“Les Miserables,” he shot back without hesitation.
Mine too. I read the book in high school a couple times and a couple times since. Victor Hugo was a genius.
Now I had heard of Brandon Sanderson, but admittedly had never read any of his stories, but that comment drew me to his work.
The story takes place in a fantasy world with a unique magic system. I like fantasy.
The curtains open on this fantasy stage to a criminal outfit running a con. Now, I like fantasy, but I love cons and heists. I’m hooked.
Soon this becomes less about conning the nobility and more about fueling revolution. I start to notice the intertwined reference to a significant piece of history—the French Revolution. I love history. And coincidently this event also surrounds the story in Les Miserables.
There’s more. Religious philosophy and political rhetoric mixed along with military stratagem. It’s a fascinating read. What Sanderson does so beautifully in Mistborn is to combine elements of seemingly different genres to tell an incredible story. Think Oceans Eleven mixed with A Tale of Two Cities and throw in some Robert Jordan. And it works perfectly.

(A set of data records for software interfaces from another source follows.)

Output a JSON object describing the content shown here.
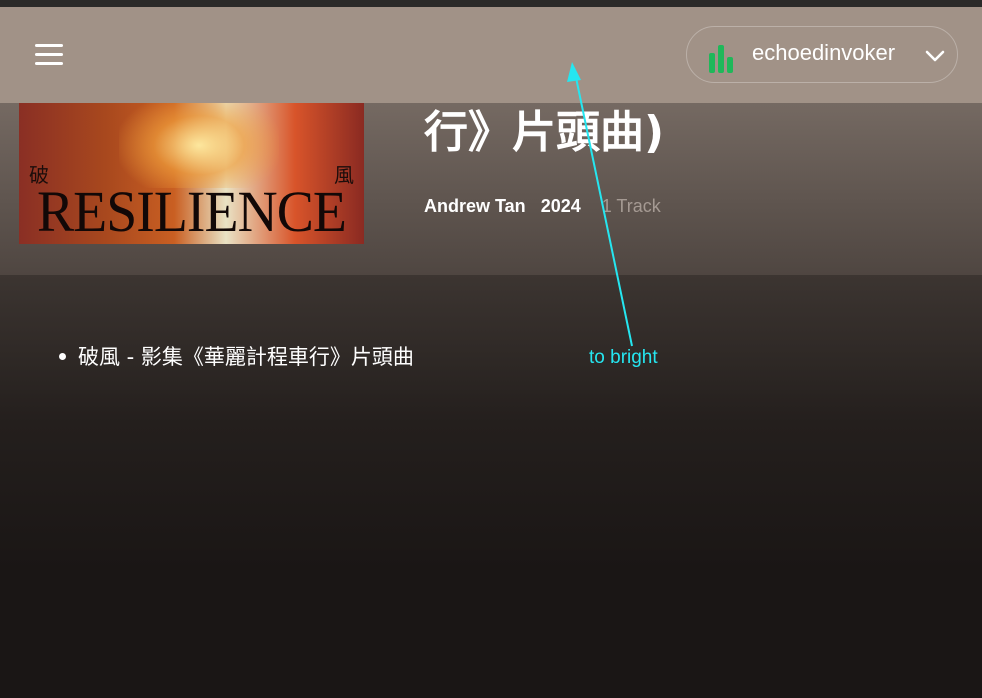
{
  "header": {
    "user": {
      "name": "echoedinvoker"
    }
  },
  "album": {
    "title_visible": "行》片頭曲)",
    "artist": "Andrew Tan",
    "year": "2024",
    "track_count": "1 Track",
    "cover": {
      "char_left": "破",
      "char_right": "風",
      "word": "RESILIENCE"
    }
  },
  "tracks": [
    {
      "title": "破風 - 影集《華麗計程車行》片頭曲"
    }
  ],
  "annotation": {
    "text": "to bright",
    "color": "#25e6f0"
  },
  "colors": {
    "header": "#a19287",
    "background": "#1a1615",
    "logo_green": "#1fb85a"
  }
}
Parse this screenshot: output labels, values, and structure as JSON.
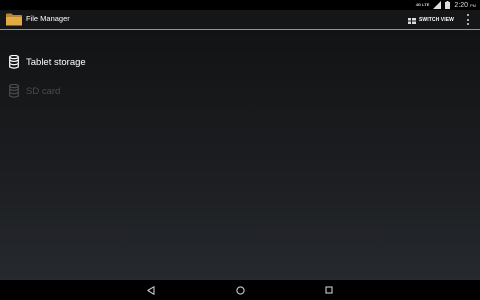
{
  "status_bar": {
    "network_type": "4G LTE",
    "time": "2:20",
    "time_suffix": "PM"
  },
  "action_bar": {
    "app_icon": "folder-icon",
    "title": "File Manager",
    "switch_view_label": "SWITCH VIEW",
    "switch_view_icon": "view-grid-icon",
    "overflow_icon": "overflow-menu-icon",
    "accent_color": "#c8902c"
  },
  "storage": {
    "items": [
      {
        "label": "Tablet storage",
        "icon": "database-icon",
        "enabled": true
      },
      {
        "label": "SD card",
        "icon": "database-icon",
        "enabled": false
      }
    ]
  },
  "nav_bar": {
    "back_icon": "back-triangle-icon",
    "home_icon": "home-circle-icon",
    "recents_icon": "recents-square-icon"
  }
}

art credit Marc Simonetti
I live in Arizona with my family, wife and five kids and a little dog. I write fiction, thrillers and soft sci-fi with a little short horror on the side. I’ve hold an MBA and work in finance for a biotechnology firm.
I volunteer with the Boy Scouts, play and write music, and enjoy everything outdoors. I’m also a novice photographer.